Maurice: Can you speak of the level of fatigue that you feel after such a long game?
Ian: Well, obviously it wasn't the most pleasant game. But anyway, life goes on. It's not a big deal.
Maurice: Magnus, you're famously fit, but this definitely tested your endurance?
Magnus: Sure. That's the way it is. As I said, it shouldn't be easy. You have to try for every chance no matter how small it is. And at some point I thought I should make the game as long as possible so that we both will be as tired as possible when the critical moment came. That turned out to be a good strategy.
Magnus on how relevant the World Championship experience was in today's game (It was Magnus' 51st World Championship Game).
"I feel like today was more about experience of playing long games in general. Yeah, I would say today's game didn't have much to do with World Championship experience or pressure. I don't particularly think so."
Magnus on the time pressure and the mood inside the playing hall during crunch moments:
"Oh for sure. I think that's the way it is supposed to be. There should be that added element of intrigue with the clock. Obviously it isn't entirely pleasant, but I think it is appropriate. I would say the last few moves before the time control I was mainly guessing. I had three minutes left and then I was hit by a nasty surprise which I hadn't seen. So there wasn't much time."
On whether they will spend time reviewing today's epic game:
Ian: "Well, I guess it wouldn't take long. I think the play from both sides was far from excellence, but what to do!"
Magnus: "I think there will be a time and place for that, but I don't think it's today."
Magnus on whether the long game will mess up their schedule?
"Yeah, I think such a long game sort of messes up everybody's schedule. But that's why we are here. It's fine."

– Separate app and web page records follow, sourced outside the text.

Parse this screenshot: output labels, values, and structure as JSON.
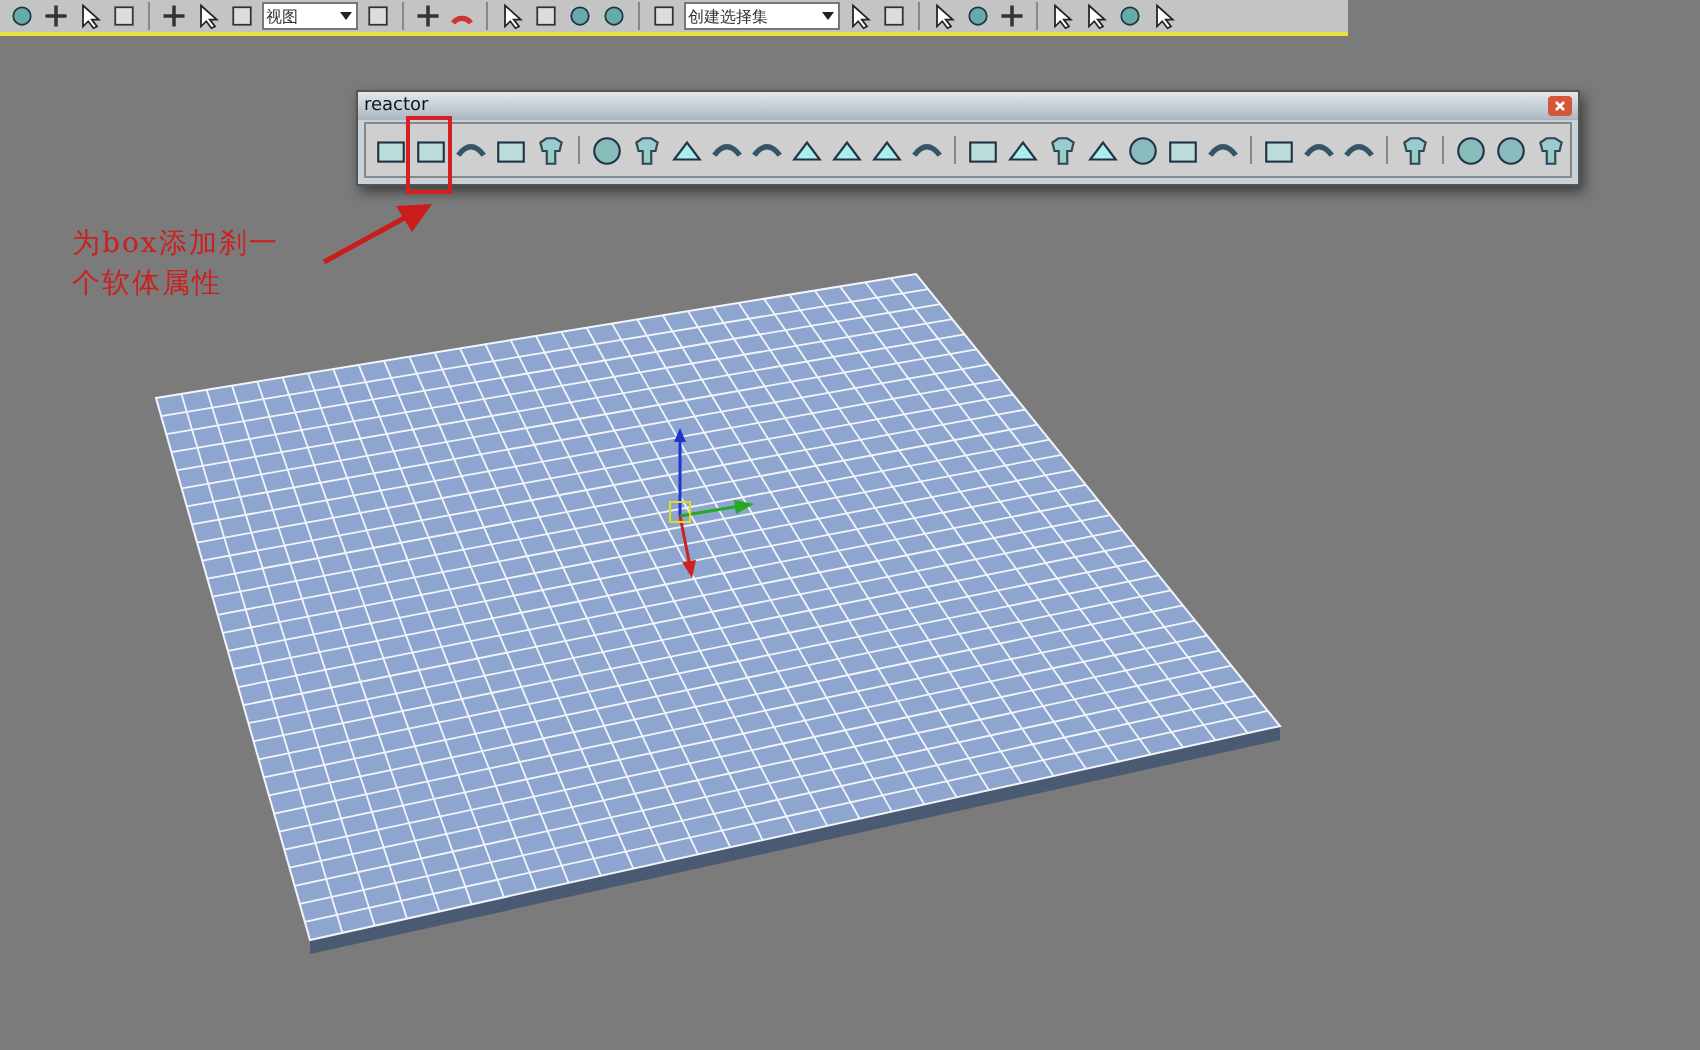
{
  "main_toolbar": {
    "dropdowns": [
      {
        "value": "视图"
      },
      {
        "value": "创建选择集"
      }
    ]
  },
  "reactor_toolbar": {
    "title": "reactor"
  },
  "annotation": {
    "lines": [
      "为box添加刹一",
      "个软体属性"
    ]
  }
}
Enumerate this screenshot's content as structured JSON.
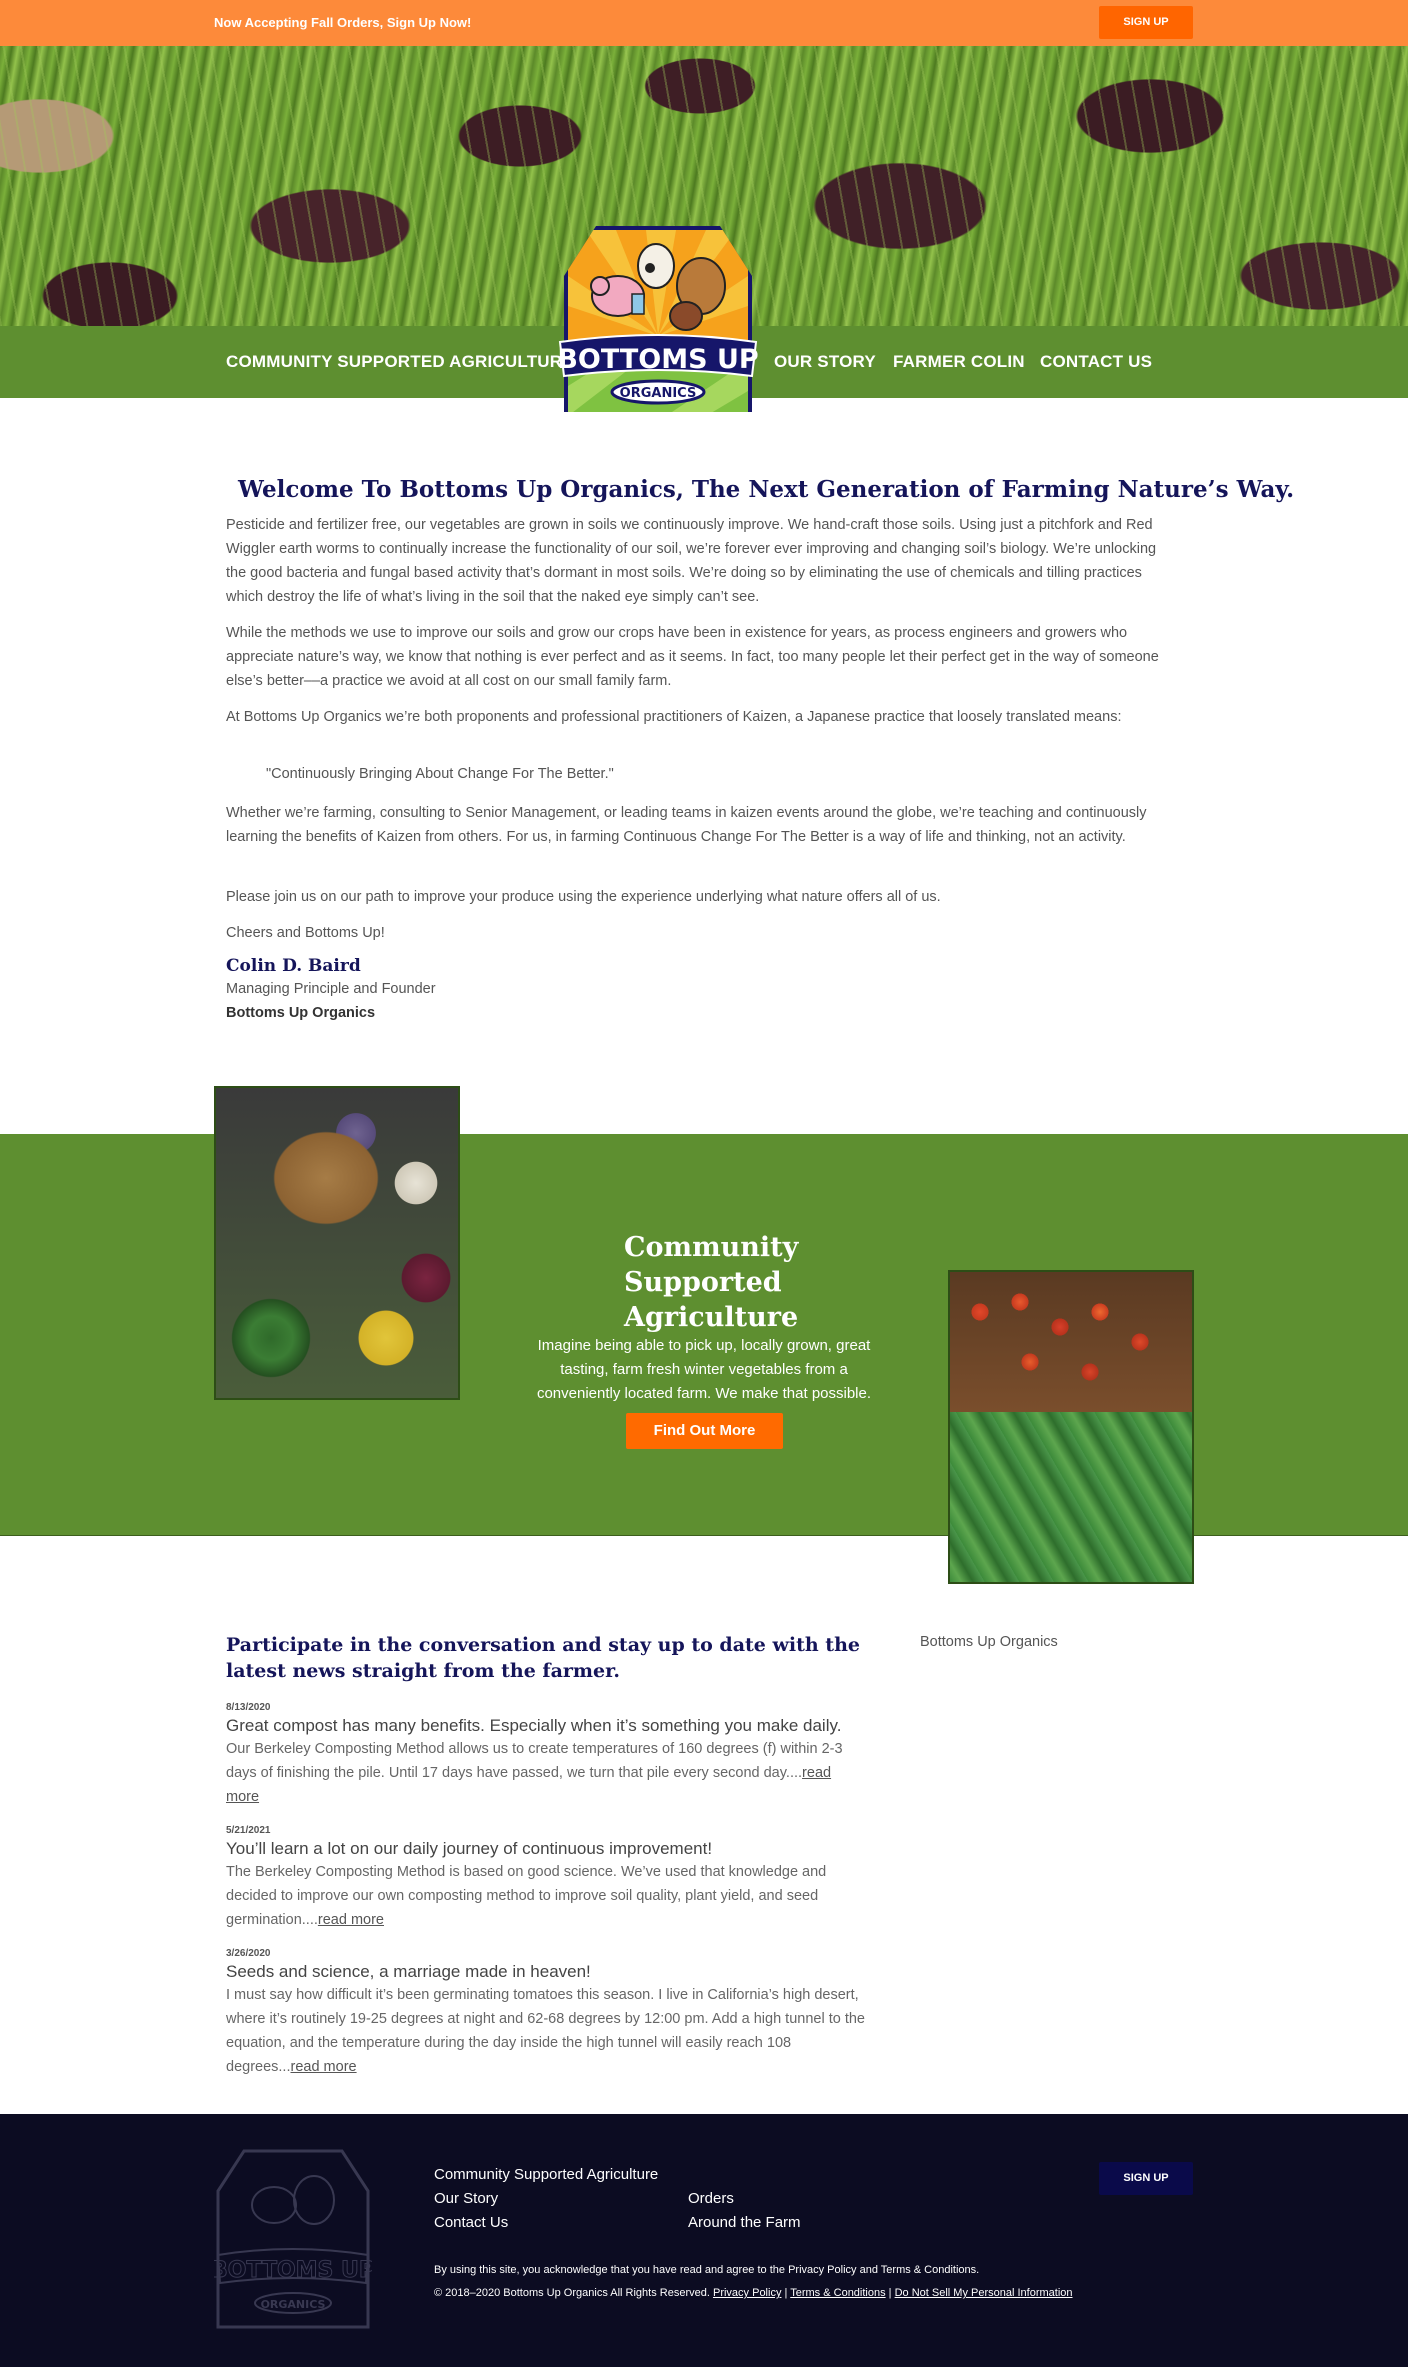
{
  "topbar": {
    "message": "Now Accepting Fall Orders, Sign Up Now!",
    "signup_label": "SIGN UP",
    "bg_color": "#fd8a3a",
    "button_color": "#ff6500"
  },
  "nav": {
    "items": [
      {
        "label": "COMMUNITY SUPPORTED AGRICULTURE"
      },
      {
        "label": "OUR STORY"
      },
      {
        "label": "FARMER COLIN"
      },
      {
        "label": "CONTACT US"
      }
    ],
    "bg_color": "#5e8f30"
  },
  "logo": {
    "text_main": "BOTTOMS UP",
    "text_sub": "ORGANICS"
  },
  "welcome": {
    "title": "Welcome To Bottoms Up Organics, The Next Generation of Farming Nature’s Way.",
    "paragraphs": [
      "Pesticide and fertilizer free, our vegetables are grown in soils we continuously improve. We hand-craft those soils. Using just a pitchfork and Red Wiggler earth worms to continually increase the functionality of our soil, we’re forever ever improving and changing soil’s biology. We’re unlocking the good bacteria and fungal based activity that’s dormant in most soils. We’re doing so by eliminating the use of chemicals and tilling practices which destroy the life of what’s living in the soil that the naked eye simply can’t see.",
      "While the methods we use to improve our soils and grow our crops have been in existence for years, as process engineers and growers who appreciate nature’s way, we know that nothing is ever perfect and as it seems. In fact, too many people let their perfect get in the way of someone else’s better––a practice we avoid at all cost on our small family farm.",
      "At Bottoms Up Organics we’re both proponents and professional practitioners of Kaizen, a Japanese practice that loosely translated means:",
      "Whether we’re farming, consulting to Senior Management, or leading teams in kaizen events around the globe, we’re teaching and continuously learning the benefits of Kaizen from others. For us, in farming Continuous Change For The Better is a way of life and thinking, not an activity.",
      "Please join us on our path to improve your produce using the experience underlying what nature offers all of us.",
      "Cheers and Bottoms Up!"
    ],
    "quote": "\"Continuously Bringing About Change For The Better.\"",
    "signature": {
      "name": "Colin D. Baird",
      "role": "Managing Principle and Founder",
      "org": "Bottoms Up Organics"
    }
  },
  "csa": {
    "title": "Community Supported Agriculture",
    "text": "Imagine being able to pick up, locally grown, great tasting, farm fresh winter vegetables from a conveniently located farm. We make that possible.",
    "button_label": "Find Out More",
    "bg_color": "#5e8f30",
    "button_color": "#ff6a00"
  },
  "blog": {
    "heading": "Participate in the conversation and stay up to date with the latest news straight from the farmer.",
    "sidebar_label": "Bottoms Up Organics",
    "posts": [
      {
        "date": "8/13/2020",
        "title": "Great compost has many benefits. Especially when it’s something you make daily.",
        "excerpt": "Our Berkeley Composting Method allows us to create temperatures of 160 degrees (f) within 2-3 days of finishing the pile. Until 17 days have passed, we turn that pile every second day....",
        "more": "read more"
      },
      {
        "date": "5/21/2021",
        "title": "You’ll learn a lot on our daily journey of continuous improvement!",
        "excerpt": "The Berkeley Composting Method is based on good science. We’ve used that knowledge and decided to improve our own composting method to improve soil quality, plant yield, and seed germination....",
        "more": "read more"
      },
      {
        "date": "3/26/2020",
        "title": "Seeds and science, a marriage made in heaven!",
        "excerpt": "I must say how difficult it’s been germinating tomatoes this season. I live in California’s high desert, where it’s routinely 19-25 degrees at night and 62-68 degrees by 12:00 pm. Add a high tunnel to the equation, and the temperature during the day inside the high tunnel will easily reach 108 degrees...",
        "more": "read more"
      }
    ]
  },
  "footer": {
    "links": [
      "Community Supported Agriculture",
      "Our Story",
      "Orders",
      "Contact Us",
      "Around the Farm"
    ],
    "signup_label": "SIGN UP",
    "disclaimer": "By using this site, you acknowledge that you have read and agree to the Privacy Policy and Terms & Conditions.",
    "copyright": "© 2018–2020 Bottoms Up Organics All Rights Reserved.",
    "legal_links": [
      "Privacy Policy",
      "Terms & Conditions",
      "Do Not Sell My Personal Information"
    ],
    "separator": "|",
    "bg_color": "#0c0c22"
  }
}
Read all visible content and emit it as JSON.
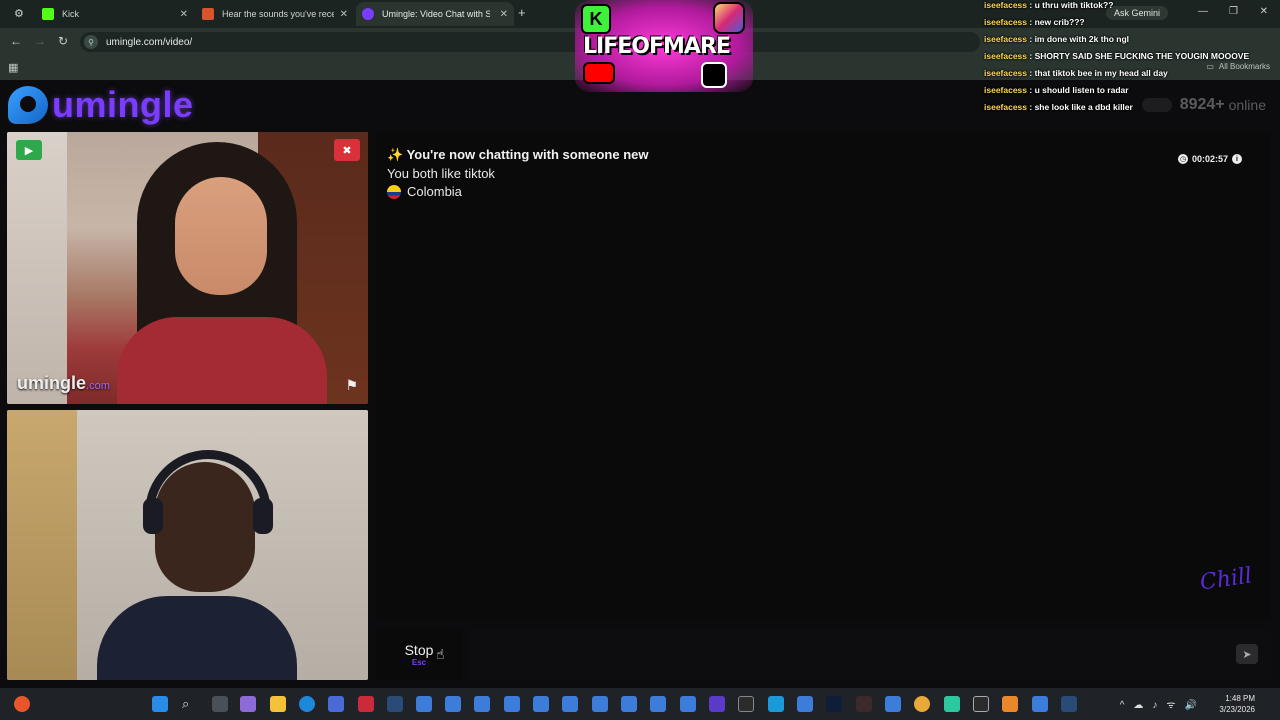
{
  "browser": {
    "tabs": [
      {
        "label": "Kick",
        "color": "#53fc18"
      },
      {
        "label": "Hear the sounds you've recently...",
        "color": "#d9542b"
      },
      {
        "label": "Umingle: Video Chat with Str",
        "color": "#7a3cff"
      }
    ],
    "url": "umingle.com/video/",
    "ask_gemini": "Ask Gemini",
    "all_bookmarks": "All Bookmarks"
  },
  "site": {
    "logo": "umingle",
    "online_count": "8924+",
    "online_label": "online"
  },
  "video": {
    "watermark_name": "umingle",
    "watermark_domain": ".com"
  },
  "chat": {
    "intro": "✨ You're now chatting with someone new",
    "common": "You both like tiktok",
    "country": "Colombia",
    "timer": "00:02:57"
  },
  "controls": {
    "stop_label": "Stop",
    "stop_key": "Esc"
  },
  "overlay": {
    "stream_logo_text": "LIFEOFMARE",
    "messages": [
      {
        "user": "iseefacess",
        "text": " : u thru with tiktok??"
      },
      {
        "user": "iseefacess",
        "text": " : new crib???"
      },
      {
        "user": "iseefacess",
        "text": " : im done with 2k tho ngl"
      },
      {
        "user": "iseefacess",
        "text": " : SHORTY SAID SHE FUCKING THE YOUGIN MOOOVE"
      },
      {
        "user": "iseefacess",
        "text": " : that tiktok bee in my head all day"
      },
      {
        "user": "iseefacess",
        "text": " : u should listen to radar"
      },
      {
        "user": "iseefacess",
        "text": " : she look like a dbd killer"
      }
    ]
  },
  "taskbar": {
    "time": "1:48 PM",
    "date": "3/23/2026"
  }
}
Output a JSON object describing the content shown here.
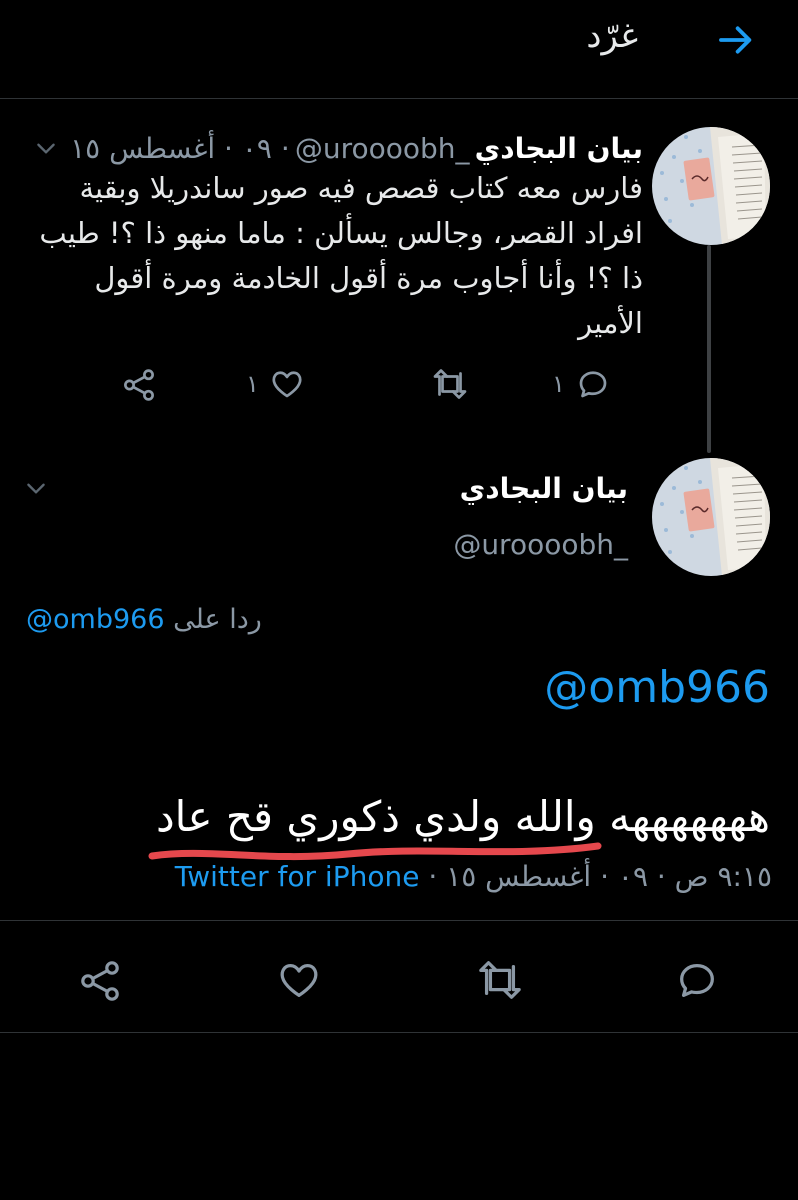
{
  "header": {
    "title": "غرّد"
  },
  "parent_tweet": {
    "name": "بيان البجادي",
    "handle": "@uroooobh_",
    "date": "٠٩ · أغسطس ١٥",
    "lines": [
      "فارس معه كتاب قصص فيه صور ساندريلا وبقية",
      "افراد القصر، وجالس يسألن : ماما منهو ذا ؟! طيب",
      "ذا ؟! وأنا أجاوب مرة أقول الخادمة ومرة أقول",
      "الأمير"
    ],
    "reply_count": "١",
    "like_count": "١"
  },
  "main_tweet": {
    "name": "بيان البجادي",
    "handle": "@uroooobh_",
    "replying_prefix": "ردا على",
    "replying_to": "@omb966",
    "mention": "@omb966",
    "text": "هههههههه والله ولدي ذكوري قح عاد",
    "time": "٩:١٥ ص · ٠٩ · أغسطس ١٥ ·",
    "source": "Twitter for iPhone"
  },
  "colors": {
    "background": "#000000",
    "accent": "#1d9bf0",
    "secondary_text": "#8b98a5",
    "underline": "#e5484d"
  },
  "icons": {
    "back": "arrow-right-icon",
    "reply": "speech-bubble-icon",
    "retweet": "retweet-icon",
    "like": "heart-icon",
    "share": "share-icon",
    "caret": "chevron-down-icon"
  }
}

Magnus on how he manages to keep up without any food for 7-8 hours?
Magnus: Yes, I was running on fumes at the end. It's not easy! (Laughs)